Common problems with workplace investigations

In this post, we discuss common problems with workplace investigations and how to address them.

I was recently out with friends and someone I had just met asked me what I did for work. Being a proud Worklogician, I told him that, among other things, I conducted workplace investigations for a range of organisations. While not expecting an applause, I was surprised when he said “Workplace investigations? That must be easy!?!”

While I would not necessarily disagree with my new friend, I would say that workplace investigations are not always easy and there are a few issues which can occur, which if not managed can impact the success of the investigation.

To assist my new friend in understanding some of the issues faced when managing an investigation, I listed some of the more common problems we have found our clients have had:

 

Writing the allegation

 

It is exceptionally rare that a complainant will structure their complaint letter with a list of specific and fully particularised allegations. Generally, the written (or verbal) complaint is a summary of concerns, which will need to be explored further with the complainant to draw out the specific detail needed to draft a procedurally fair allegation. For an allegation to be considered procedurally fair it should contain as a minimum, who was allegedly involved, what is alleged to have occurred and when.

 

Issues with the capacity of participants to participate

 

In some circumstances, employees fall ill, have a personal crisis at home or suffer from stress because of the investigation process or other factors. These issues need to be considered and managed to balance the needs of completing the investigation in an expeditious manner and the requirement to not cause any further detriment to the health and wellbeing of any of the participants.

 

Accusations of bias or a challenge to the outcome

 

It is an unfortunate circumstance, but sometimes there will be a participant who is not satisfied with the outcome of an investigation. Sometimes, the investigator can be accused of bias or their assessment of the evidence and, as a result, their finding challenged. To avoid this:

 

  • Follow the organisation’s policy on handling misconduct;
  • Identify early any potential conflict of interest, declare it and resolve it;
  • Demonstrate an open mind by collecting, analysing and reporting all the evidence collected during the investigation; and
  • Check to ensure that unconscious biases have not been an influence in your decision making.

 

Interfering Support Person

 

Every participant has the right to have a person they are comfortable with present while they participate in an investigative process (typically the interview). In short, the support person is there to offer only moral support to the person. They are not there to advocate or speak on behalf of the participant. Interference from a support person can be very disruptive and can be remedied by ensuring that the support person understands their role before they participate, and asking them to agree to participate on that basis only.

 

Handling the he said / she said scenario

 

Not all alleged incidents in a workplace occur in front of other employees. When this occurs, can an investigator make a finding about whether the alleged conduct occurred? In short, yes, a finding can be made, however, the investigator needs to assess the credibility of the participants and the evidence they provide. A subject for another day…

 

Conducting a Workplace Investigation

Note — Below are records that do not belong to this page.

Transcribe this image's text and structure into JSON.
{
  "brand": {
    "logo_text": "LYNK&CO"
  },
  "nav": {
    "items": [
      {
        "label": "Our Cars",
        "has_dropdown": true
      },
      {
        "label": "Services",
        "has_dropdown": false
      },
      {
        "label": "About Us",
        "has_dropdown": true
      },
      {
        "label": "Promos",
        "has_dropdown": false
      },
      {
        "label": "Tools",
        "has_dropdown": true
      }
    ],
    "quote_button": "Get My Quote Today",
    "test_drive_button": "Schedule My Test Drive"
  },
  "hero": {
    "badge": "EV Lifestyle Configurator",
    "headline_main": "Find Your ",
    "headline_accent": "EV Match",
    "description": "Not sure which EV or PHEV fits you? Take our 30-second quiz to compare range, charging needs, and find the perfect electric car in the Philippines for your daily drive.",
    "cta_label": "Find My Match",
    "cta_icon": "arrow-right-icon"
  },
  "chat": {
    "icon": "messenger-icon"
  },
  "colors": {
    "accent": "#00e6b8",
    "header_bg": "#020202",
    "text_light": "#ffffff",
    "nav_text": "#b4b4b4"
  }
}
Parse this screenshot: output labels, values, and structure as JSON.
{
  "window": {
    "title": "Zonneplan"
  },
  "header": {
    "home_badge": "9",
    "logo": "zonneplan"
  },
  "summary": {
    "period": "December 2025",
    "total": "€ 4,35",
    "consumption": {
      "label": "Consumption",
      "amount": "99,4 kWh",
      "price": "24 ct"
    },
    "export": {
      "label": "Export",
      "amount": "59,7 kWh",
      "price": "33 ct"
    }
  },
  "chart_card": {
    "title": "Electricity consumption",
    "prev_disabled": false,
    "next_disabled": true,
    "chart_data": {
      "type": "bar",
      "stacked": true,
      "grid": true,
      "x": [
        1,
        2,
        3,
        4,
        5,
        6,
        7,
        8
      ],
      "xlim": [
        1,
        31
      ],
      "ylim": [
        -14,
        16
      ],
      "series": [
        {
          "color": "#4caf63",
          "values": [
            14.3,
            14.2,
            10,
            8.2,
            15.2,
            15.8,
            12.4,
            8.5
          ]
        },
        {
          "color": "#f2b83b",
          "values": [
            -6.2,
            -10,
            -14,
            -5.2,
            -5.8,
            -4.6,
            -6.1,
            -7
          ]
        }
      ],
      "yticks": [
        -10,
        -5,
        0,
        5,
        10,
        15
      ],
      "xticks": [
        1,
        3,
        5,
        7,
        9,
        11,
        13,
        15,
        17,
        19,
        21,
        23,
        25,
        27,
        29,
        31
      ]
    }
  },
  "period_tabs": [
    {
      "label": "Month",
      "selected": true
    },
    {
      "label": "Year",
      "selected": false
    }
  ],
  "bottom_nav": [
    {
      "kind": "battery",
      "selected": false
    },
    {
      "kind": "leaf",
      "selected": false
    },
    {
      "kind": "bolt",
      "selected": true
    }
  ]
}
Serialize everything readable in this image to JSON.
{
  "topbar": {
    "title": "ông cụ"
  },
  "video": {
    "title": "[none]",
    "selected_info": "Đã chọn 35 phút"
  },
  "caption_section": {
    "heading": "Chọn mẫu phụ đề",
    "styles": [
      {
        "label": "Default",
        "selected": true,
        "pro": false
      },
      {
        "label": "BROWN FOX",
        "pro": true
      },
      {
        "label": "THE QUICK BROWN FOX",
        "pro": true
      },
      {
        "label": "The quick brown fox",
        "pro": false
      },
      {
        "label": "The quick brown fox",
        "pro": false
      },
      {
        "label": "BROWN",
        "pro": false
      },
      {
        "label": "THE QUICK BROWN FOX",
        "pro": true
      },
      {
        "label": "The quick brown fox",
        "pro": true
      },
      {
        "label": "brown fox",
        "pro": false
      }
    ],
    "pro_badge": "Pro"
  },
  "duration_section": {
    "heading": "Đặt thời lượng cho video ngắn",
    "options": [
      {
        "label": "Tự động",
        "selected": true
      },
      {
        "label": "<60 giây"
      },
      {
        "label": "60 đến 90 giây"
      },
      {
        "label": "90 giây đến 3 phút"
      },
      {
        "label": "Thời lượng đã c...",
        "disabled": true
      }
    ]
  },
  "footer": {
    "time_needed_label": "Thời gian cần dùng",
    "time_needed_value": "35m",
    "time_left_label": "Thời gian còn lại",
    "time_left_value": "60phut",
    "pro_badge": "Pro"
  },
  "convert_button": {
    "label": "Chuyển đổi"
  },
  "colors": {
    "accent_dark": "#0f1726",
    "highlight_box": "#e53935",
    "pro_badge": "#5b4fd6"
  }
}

If you would like to learn more on this topic, register to attend Worklogic’s one day training course “Conducting Workplace Investigations” on 6 April in  Sydney and in Melbourne. Whether you are an HR professional, manager or compliance officer, you may need to conduct an in -house workplace investigation in the future, or you may have already conducted one. This practical course gives you the knowledge and skills needed to conduct an effective, fair and legally sound workplace investigation.

 

 

About Jason Clark

Jason ClarkJason Clark is Worklogic’s Associate Director, based in Sydney.  Jason has extensive experience as a workplace investigator, investigating a range of issues including fraud, bullying, harassment and sexual misconduct. Worklogic is the Australian industry leader for conducting reliable, fair and robust external workplace investigations. We also offer regular training programs to help organisations conduct effective internal investigations, set standards for appropriate behaviour at work and build a positive workplace culture.

Prior to joining Worklogic, Jason was the Joint Investigation Office Commander for the Australian Defence Force Investigative Service. Acting as mentor and leader, Jason managed a team of investigators in a dynamic environment, handling complex cases. For more advice, please email Jason or give him a call (02) 9152 8706.